The problem reduces down to a relatively simple prospect, and it's a solution that SF authors and fans have been advocating for several decades: instead of selling rocket ships, companies need to be encouraged to sell flights to a destination.

Okay, when you call up United Airlines and buy a ticket, you're not buying an airplane. You're not even buying a seat. What you are doing is paying them to get you somewhere. Can you imagine what it would cost per flight--how bloody expensive it would be--if people had to buy expendable hardware to hop a plane for New York or Cancun or Lower Crotobaltislavonia?

Let's imagine that we do air flights the way NASA did rocket flights before SpaceX. Even if you had five hundred people go in together on the cost of a 737, they'd still have to pay something like $180,000 apiece for the airplane alone, plus the cost of crew and fuel.
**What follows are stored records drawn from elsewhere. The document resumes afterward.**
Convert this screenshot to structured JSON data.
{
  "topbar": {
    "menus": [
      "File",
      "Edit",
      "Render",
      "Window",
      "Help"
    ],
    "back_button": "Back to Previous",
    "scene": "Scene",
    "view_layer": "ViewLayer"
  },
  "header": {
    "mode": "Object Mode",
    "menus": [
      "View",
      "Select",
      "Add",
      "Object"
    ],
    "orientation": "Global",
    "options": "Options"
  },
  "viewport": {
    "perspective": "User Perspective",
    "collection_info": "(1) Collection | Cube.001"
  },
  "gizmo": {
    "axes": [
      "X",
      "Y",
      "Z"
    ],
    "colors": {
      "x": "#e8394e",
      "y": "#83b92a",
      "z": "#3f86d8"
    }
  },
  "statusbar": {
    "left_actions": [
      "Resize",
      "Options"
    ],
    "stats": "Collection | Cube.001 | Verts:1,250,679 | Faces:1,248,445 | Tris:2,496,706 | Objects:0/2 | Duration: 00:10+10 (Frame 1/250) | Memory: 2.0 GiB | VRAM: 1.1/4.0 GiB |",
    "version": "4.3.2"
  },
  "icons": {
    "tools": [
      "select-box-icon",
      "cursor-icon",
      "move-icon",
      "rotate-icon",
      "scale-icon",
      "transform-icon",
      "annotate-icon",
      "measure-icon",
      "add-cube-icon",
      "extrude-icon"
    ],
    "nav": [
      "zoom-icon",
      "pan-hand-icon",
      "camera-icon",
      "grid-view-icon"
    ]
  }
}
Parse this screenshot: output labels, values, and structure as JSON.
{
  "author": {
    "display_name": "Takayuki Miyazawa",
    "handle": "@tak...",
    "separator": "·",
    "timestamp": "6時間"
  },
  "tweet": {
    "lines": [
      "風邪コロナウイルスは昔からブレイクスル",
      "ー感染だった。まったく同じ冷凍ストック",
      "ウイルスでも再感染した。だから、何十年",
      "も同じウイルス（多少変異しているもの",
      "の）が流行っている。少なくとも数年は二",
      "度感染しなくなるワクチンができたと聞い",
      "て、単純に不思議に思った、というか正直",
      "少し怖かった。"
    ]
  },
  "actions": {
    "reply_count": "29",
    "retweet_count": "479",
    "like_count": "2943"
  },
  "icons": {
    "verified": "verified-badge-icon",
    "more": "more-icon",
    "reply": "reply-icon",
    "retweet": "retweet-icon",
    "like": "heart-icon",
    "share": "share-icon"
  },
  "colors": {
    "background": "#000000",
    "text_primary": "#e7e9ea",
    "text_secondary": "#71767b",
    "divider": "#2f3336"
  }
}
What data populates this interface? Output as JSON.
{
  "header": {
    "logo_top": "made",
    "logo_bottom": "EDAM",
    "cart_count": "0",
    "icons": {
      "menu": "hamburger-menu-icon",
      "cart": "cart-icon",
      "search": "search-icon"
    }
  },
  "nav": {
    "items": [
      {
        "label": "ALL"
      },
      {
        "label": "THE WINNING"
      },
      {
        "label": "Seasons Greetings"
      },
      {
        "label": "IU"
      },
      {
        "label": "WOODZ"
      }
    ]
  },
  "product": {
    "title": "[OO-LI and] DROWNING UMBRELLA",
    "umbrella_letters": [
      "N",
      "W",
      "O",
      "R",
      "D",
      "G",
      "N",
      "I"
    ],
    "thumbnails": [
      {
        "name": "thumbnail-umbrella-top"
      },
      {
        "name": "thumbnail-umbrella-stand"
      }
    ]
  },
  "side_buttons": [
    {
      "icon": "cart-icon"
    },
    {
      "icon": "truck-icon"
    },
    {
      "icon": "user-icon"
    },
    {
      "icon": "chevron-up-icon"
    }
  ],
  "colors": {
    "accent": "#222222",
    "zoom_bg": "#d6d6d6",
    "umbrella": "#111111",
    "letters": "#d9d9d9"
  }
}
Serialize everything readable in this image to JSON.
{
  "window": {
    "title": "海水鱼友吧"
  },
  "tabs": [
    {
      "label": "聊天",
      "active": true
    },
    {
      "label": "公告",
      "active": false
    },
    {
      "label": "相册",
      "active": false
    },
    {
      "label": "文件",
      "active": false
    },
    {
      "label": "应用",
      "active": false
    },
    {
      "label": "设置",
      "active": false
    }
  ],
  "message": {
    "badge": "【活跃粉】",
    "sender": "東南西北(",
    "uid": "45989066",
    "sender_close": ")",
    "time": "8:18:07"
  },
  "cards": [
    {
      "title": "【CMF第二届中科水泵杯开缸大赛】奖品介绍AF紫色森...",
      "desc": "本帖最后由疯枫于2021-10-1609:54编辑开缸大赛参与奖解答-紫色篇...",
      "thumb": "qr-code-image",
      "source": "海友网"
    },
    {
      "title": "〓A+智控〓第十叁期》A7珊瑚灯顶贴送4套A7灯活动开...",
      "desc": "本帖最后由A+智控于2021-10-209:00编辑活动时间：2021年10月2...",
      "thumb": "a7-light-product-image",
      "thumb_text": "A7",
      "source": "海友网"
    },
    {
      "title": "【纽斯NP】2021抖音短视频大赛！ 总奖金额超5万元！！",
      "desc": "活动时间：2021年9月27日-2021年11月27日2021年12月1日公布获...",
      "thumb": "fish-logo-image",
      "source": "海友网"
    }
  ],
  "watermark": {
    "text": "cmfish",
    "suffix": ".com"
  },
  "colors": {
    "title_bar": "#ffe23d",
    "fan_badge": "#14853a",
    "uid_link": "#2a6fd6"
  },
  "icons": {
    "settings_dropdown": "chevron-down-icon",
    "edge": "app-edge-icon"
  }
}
Boeing would have to get the order for the airplane two years in advance to have it built in time, and there would probably be cost overruns and delays, and when ground tests inevitably discovered problems with the plane they'd have to fix them at greater cost and more time waiting. Eventually, everyone on the flight would end up paying $300,000 apiece for their ONE FLIGHT to wherever they're going, at which point the airplane would no longer be usable and another one would have to be built. In that model, air travel never would have seen the light of day, much less become a common mode of transport.

Boeing's problem is, that's what they're selling. They're selling disposable rocket ships--worse, they're bespoke disposable rocket ships. Built to order at enormous cost with staggeringly long lead times, and somehow they have never managed to produce something for the government on-time (let alone early!) and under budget. NEVER.

All of this is fine as long as some smartass upstart doesn't come along and start building reusable rockets, on which he offers flights for a fraction of what one of our rockets costs. As long as some person with really deep pockets and a rare level of business acumen doesn't realize that he can sell about ten flights on a rocket for the price we charge for one rocket, we're golden. I mean, who would think that anyone would try to make a reusable rocket, am I right? Besides, we own all these Senators and congressmen. How's some upstart going to navigate the labyrinth of regulation and red tape (which we paid for!) to keep everyone out of this business?

I'd be interested to know what happened to the shipbuilding industry starting in oh, say, 1955. At what point did shipyards stop building passenger ships? I don't mean those floating casinos that people vacation on; I mean actual "I need to go to Europe, book me some passage on a ship" passenger liners? WW2 probably had some major influence on that shift but there has to have been a point at which it was down to one or two companies; and I wonder if any of them is building the floating casinos, or what? But what they are not doing is providing a necessary service but a luxury service.

I don't know if Boeing can overcome its inertia. Like all large corporations, "agility" is a buzzword they aspire to rather than an attribute they can take advantage of. The fact that the 737MAX program was so spectacularly bungled does not give me much confidence; and looking at what--and how--they're doing with the Starliner program reinforces that.

But the company's confident boast that the first manned ship to land on Mars will be a Boeing product is looking ever more hollow these days.